And don’t assume short means sweet. These books are filled with powerful writing wisdom. If these books are new to you, add them to your “must read” list. If you’re familiar with the titles but haven’t opened them up in a while, dust them off the shelf. Toss one in your writing bag. Leave one by your computer. Maybe stash one in the car.

Enjoy them the way you would (or should) enjoy that leftover Easter candy from your children’s baskets…one little bite at a time. (Or don’t and eat them all in one sitting. I won’t judge).

First up, one of my all-time favorites from James Scott Bell. The Art of War for Writers. (You can read a full review here). This bright red volume has 77 brief essays (some of them are only 3 pages long, and the pages are only about 6 inches high) on everything from writing first drafts to searching for an agent. This one is riding shotgun with me in my computer bag.

Next up are two slim volumes from Steven Pressfield. The War of Art and Do the Work. (See my review of The War of Art here). Most of the “chapters” in The War of Art are one page. Some are one paragraph. Seriously. There is no one who doesn’t have time to read this book. And Do the Work? I’m not even sure how to describe it. There are only a handful of paragraphs on each page with lots of font changes and white space … and it’s only 98 pages long. These two “mini but mighty” books are filled with tough love and solid insight into why we struggle to write and what we can do about it. Do the Work got tossed in my backpack beside my calendar.

Finally for this post, I can’t discuss “brief but powerful” books without mentioning Acceptable Words - Prayers for the Writer edited by Gary D. Schmidt and Elizabeth Stickney. (You can read a full review here). This book is now with my Bible and journal. It isn’t one that needs to be read in one sitting, and each prayer is only a few short paragraphs, but the words, many of them hundreds of years old, speak to my heart and encourage me in my journey.

I’m sure there are many other excellent books that would meet my “short but not so sweet” criteria. So let’s talk more about this in the comments. 

Do you have any favorite “quick reads” about the craft of writing? Share them with us!

Don’t forget to join the conversation!


Lynn Huggins Blackburn believes in the power of stories, especially those that remind us that true love exists, a gift from the Truest Love. 

She’s passionate about CrossFit, coffee, and chocolate (don’t make her choose) and experimenting with recipes that feed both body and soul. 
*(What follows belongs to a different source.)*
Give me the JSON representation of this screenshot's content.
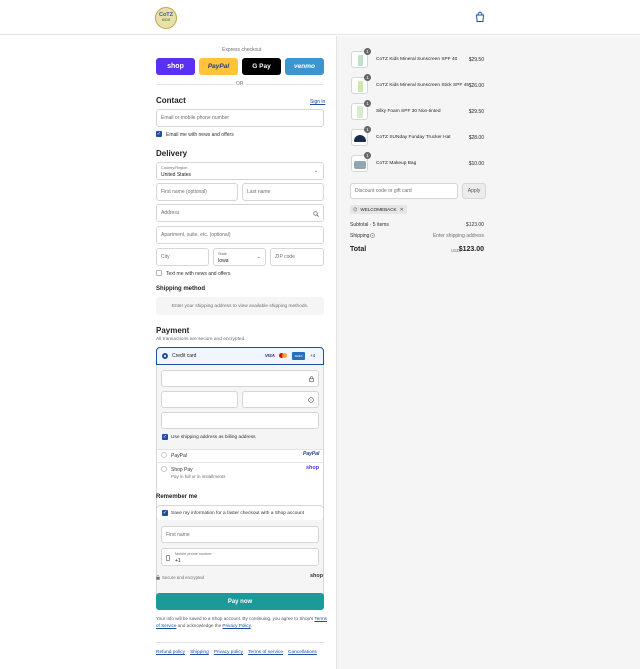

She lives in South Carolina with her true love, Brian, and their three children. You can follow her real life happily ever after at
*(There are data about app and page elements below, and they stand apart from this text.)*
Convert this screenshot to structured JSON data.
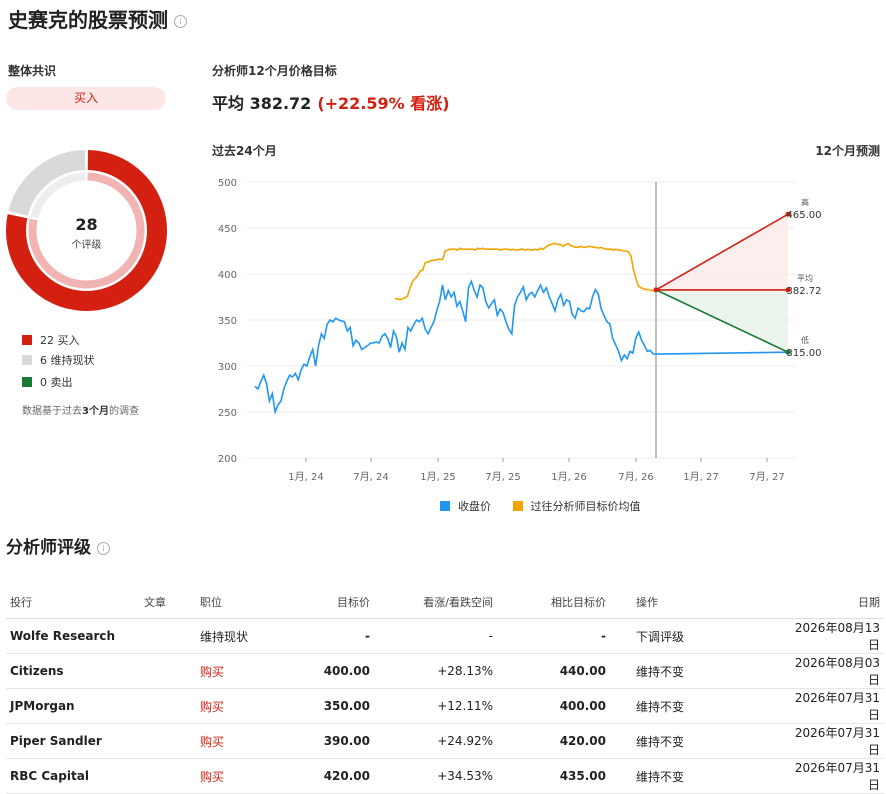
{
  "header": {
    "title": "史赛克的股票预测",
    "info_icon": "info-icon"
  },
  "consensus": {
    "label": "整体共识",
    "rating": "买入",
    "total": "28",
    "total_sub": "个评级",
    "counts": [
      {
        "label": "22 买入",
        "count": 22,
        "color": "#d32011"
      },
      {
        "label": "6 维持现状",
        "count": 6,
        "color": "#d9d9d9"
      },
      {
        "label": "0 卖出",
        "count": 0,
        "color": "#1a7a33"
      }
    ],
    "basis_prefix": "数据基于过去",
    "basis_bold": "3个月",
    "basis_suffix": "的调查"
  },
  "target": {
    "label": "分析师12个月价格目标",
    "avg_text": "平均 382.72",
    "upside_text": "(+22.59% 看涨)",
    "past_label": "过去24个月",
    "forecast_label": "12个月预测"
  },
  "chart_data": {
    "type": "line",
    "ylim": [
      200,
      500
    ],
    "yticks": [
      "500",
      "450",
      "400",
      "350",
      "300",
      "250",
      "200"
    ],
    "xticks": [
      "1月, 24",
      "7月, 24",
      "1月, 25",
      "7月, 25",
      "1月, 26",
      "7月, 26",
      "1月, 27",
      "7月, 27"
    ],
    "colors": {
      "close": "#2196f3",
      "avg_target": "#f5a300",
      "high": "#d32011",
      "avg": "#d32011",
      "low": "#1a7a33"
    },
    "series": [
      {
        "name": "收盘价",
        "values": [
          278,
          275,
          283,
          290,
          281,
          262,
          270,
          250,
          258,
          262,
          275,
          283,
          290,
          288,
          292,
          285,
          296,
          302,
          300,
          310,
          318,
          300,
          322,
          335,
          330,
          345,
          350,
          348,
          352,
          350,
          349,
          348,
          338,
          342,
          322,
          328,
          325,
          318,
          320,
          322,
          325,
          325,
          326,
          325,
          332,
          335,
          330,
          320,
          338,
          332,
          315,
          325,
          318,
          342,
          338,
          345,
          350,
          348,
          352,
          340,
          335,
          342,
          348,
          360,
          370,
          388,
          372,
          382,
          375,
          380,
          365,
          370,
          360,
          348,
          385,
          392,
          382,
          375,
          388,
          385,
          370,
          363,
          368,
          372,
          355,
          362,
          358,
          348,
          340,
          335,
          366,
          375,
          380,
          386,
          372,
          378,
          380,
          375,
          382,
          388,
          380,
          385,
          375,
          368,
          360,
          372,
          378,
          366,
          372,
          370,
          356,
          352,
          363,
          360,
          359,
          363,
          362,
          375,
          383,
          378,
          362,
          355,
          348,
          346,
          330,
          323,
          316,
          306,
          312,
          308,
          316,
          314,
          330,
          337,
          328,
          322,
          316,
          317,
          313,
          313
        ]
      },
      {
        "name": "过往分析师目标价均值",
        "values": [
          373,
          373,
          372,
          373,
          374,
          376,
          385,
          392,
          395,
          398,
          403,
          404,
          412,
          413,
          414,
          415,
          415,
          416,
          416,
          416,
          425,
          426,
          427,
          427,
          427,
          426,
          428,
          427,
          427,
          427,
          427,
          427,
          426,
          428,
          427,
          428,
          427,
          427,
          427,
          427,
          427,
          427,
          426,
          427,
          427,
          427,
          426,
          427,
          426,
          426,
          427,
          427,
          426,
          427,
          426,
          426,
          427,
          426,
          428,
          427,
          429,
          431,
          432,
          433,
          433,
          432,
          432,
          430,
          432,
          433,
          431,
          430,
          429,
          429,
          430,
          429,
          429,
          430,
          430,
          429,
          429,
          428,
          429,
          428,
          427,
          427,
          427,
          426,
          427,
          426,
          426,
          425,
          425,
          424,
          420,
          405,
          395,
          387,
          385,
          384,
          383,
          383,
          382,
          382,
          382
        ]
      }
    ],
    "forecast": {
      "start": 382.72,
      "high": {
        "label": "高",
        "value": "465.00"
      },
      "avg": {
        "label": "平均",
        "value": "382.72"
      },
      "low": {
        "label": "低",
        "value": "315.00"
      }
    }
  },
  "table": {
    "section_title": "分析师评级",
    "headers": [
      "投行",
      "文章",
      "职位",
      "目标价",
      "看涨/看跌空间",
      "相比目标价",
      "操作",
      "日期"
    ],
    "rows": [
      {
        "firm": "Wolfe Research",
        "article": "",
        "position": "维持现状",
        "target": "-",
        "upside": "-",
        "prev": "-",
        "action": "下调评级",
        "date": "2026年08月13日",
        "pos_color": "#222"
      },
      {
        "firm": "Citizens",
        "article": "",
        "position": "购买",
        "target": "400.00",
        "upside": "+28.13%",
        "prev": "440.00",
        "action": "维持不变",
        "date": "2026年08月03日",
        "pos_color": "#d32011"
      },
      {
        "firm": "JPMorgan",
        "article": "",
        "position": "购买",
        "target": "350.00",
        "upside": "+12.11%",
        "prev": "400.00",
        "action": "维持不变",
        "date": "2026年07月31日",
        "pos_color": "#d32011"
      },
      {
        "firm": "Piper Sandler",
        "article": "",
        "position": "购买",
        "target": "390.00",
        "upside": "+24.92%",
        "prev": "420.00",
        "action": "维持不变",
        "date": "2026年07月31日",
        "pos_color": "#d32011"
      },
      {
        "firm": "RBC Capital",
        "article": "",
        "position": "购买",
        "target": "420.00",
        "upside": "+34.53%",
        "prev": "435.00",
        "action": "维持不变",
        "date": "2026年07月31日",
        "pos_color": "#d32011"
      }
    ]
  }
}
  1. As Junie B. Jones would say, "Wowie, wow, WOW!" Thanks so very much for not just listing ones even all us rookies know.

    And, it sounds like you have the little books in print to stash here and there. I've been curious about how other writers like to read best... page-turner or e-reader? Hmmmm...


    1. Thank you, Nancy! Personally, I prefer paper over digital any day, but I do enjoy having some quick reads on my Kindle app!

  2. I prefer the "real" book so I can highlight and quickly refer back to something I want/need to reread. Works of fiction are on my Kindle.

    1. I'm the same with my nonfiction, Sharron! I'm a highlighter, underliner, and fan of stars, asterisks, and exclamation points in the margins! I rarely mark up a work of fiction, but I still prefer paper for those, too. :)

  3. I like "Common Mistakes Writers Make" by Eva Marie Everson. :) I'll have to check out the ones you mentioned...

    1. Excellent addition to the list! Thank you, Jennifer!

  4. I LOVE the books above, but I have to add one more IMAGINATION @ WORK, by Alton Gansky. It's only available as an ebook and it's free, but it's one of my favorites! (

  5. Replies
    1. Thank you! And thanks for the reminder. I don't know why I forget to pin these posts!! Great idea!

  6. Any of James Scott Bell's recent short books on the craft are outstanding. My favorite is WRITE YOUR NOVEL FROM THE MIDDLE. Jim has made a huge impact on my writing career and I grab anything he writes about craft.

    1. This made me chuckle because I just pulled up my Kindle version of Write Your Novel from the Middle this morning! I agree - JSB is ALWAYS a good idea!